- **Exercise objective**
State the number of lines that hold "angle" in the records below, with no other words.

- **Exercise materials**

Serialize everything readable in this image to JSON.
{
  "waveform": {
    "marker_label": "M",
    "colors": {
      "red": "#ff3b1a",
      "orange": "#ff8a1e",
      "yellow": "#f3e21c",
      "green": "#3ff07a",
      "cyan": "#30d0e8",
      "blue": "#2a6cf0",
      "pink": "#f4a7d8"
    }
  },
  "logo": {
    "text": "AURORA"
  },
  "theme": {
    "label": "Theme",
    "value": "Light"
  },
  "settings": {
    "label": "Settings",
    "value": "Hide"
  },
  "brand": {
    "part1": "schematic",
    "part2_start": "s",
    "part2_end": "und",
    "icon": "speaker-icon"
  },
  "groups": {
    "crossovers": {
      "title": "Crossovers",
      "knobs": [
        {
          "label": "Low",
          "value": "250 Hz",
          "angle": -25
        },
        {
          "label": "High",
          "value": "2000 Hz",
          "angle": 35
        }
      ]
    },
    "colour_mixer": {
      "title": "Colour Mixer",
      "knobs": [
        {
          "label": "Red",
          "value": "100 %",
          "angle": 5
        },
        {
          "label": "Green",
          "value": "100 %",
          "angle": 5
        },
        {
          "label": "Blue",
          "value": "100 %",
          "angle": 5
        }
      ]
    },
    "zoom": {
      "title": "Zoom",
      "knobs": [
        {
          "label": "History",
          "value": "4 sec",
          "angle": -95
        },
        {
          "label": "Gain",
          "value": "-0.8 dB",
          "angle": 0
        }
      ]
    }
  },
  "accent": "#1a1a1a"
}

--

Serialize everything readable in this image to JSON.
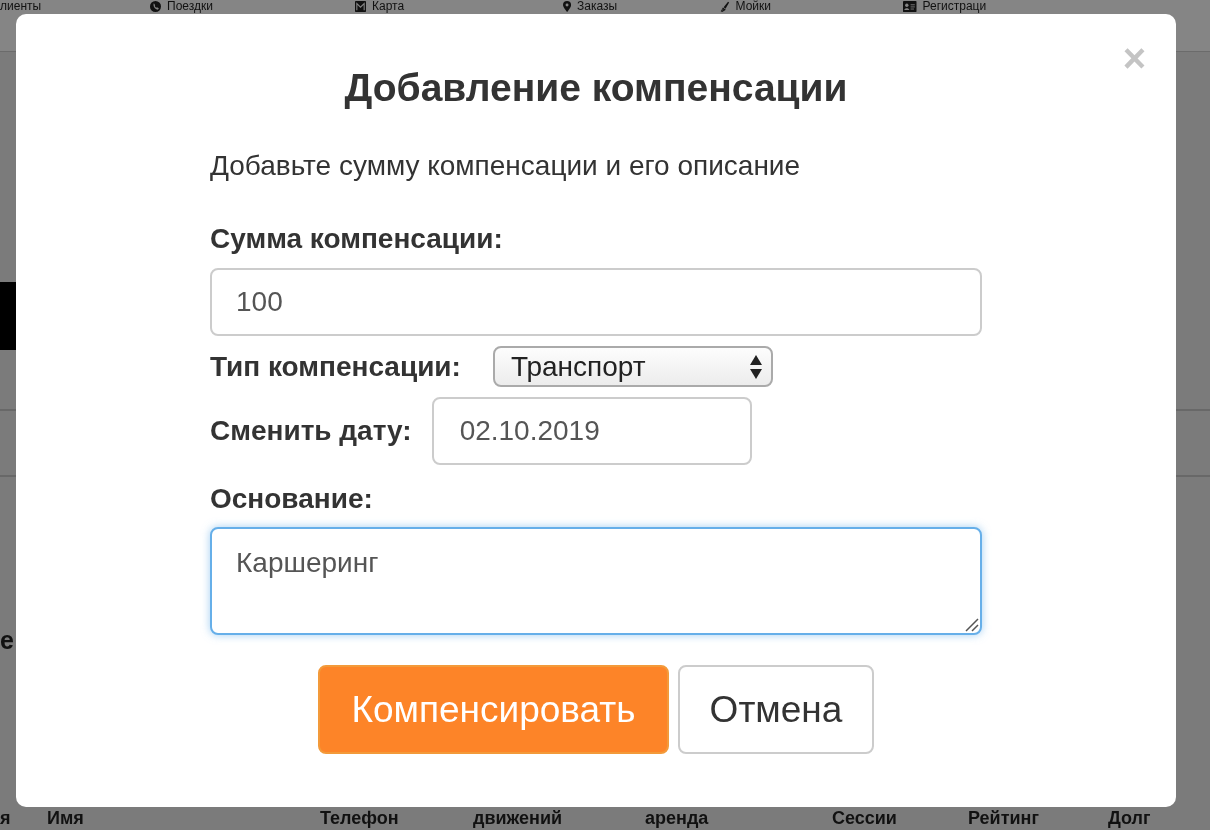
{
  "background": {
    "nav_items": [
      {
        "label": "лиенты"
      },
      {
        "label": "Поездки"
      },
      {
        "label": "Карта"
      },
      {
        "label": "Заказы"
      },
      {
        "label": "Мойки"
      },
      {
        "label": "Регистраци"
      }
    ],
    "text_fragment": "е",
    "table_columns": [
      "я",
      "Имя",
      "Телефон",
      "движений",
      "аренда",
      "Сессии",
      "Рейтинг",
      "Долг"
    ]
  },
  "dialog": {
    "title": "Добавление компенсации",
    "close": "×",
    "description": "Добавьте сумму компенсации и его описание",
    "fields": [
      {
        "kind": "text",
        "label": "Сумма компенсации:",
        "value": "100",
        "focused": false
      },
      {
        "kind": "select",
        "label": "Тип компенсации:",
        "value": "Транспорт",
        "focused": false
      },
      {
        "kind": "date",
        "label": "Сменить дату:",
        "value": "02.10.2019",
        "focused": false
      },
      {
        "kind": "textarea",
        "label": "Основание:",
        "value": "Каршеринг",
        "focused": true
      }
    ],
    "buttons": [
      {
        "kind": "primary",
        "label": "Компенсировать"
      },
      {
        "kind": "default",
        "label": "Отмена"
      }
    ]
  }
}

- **Solution to this exercise**
7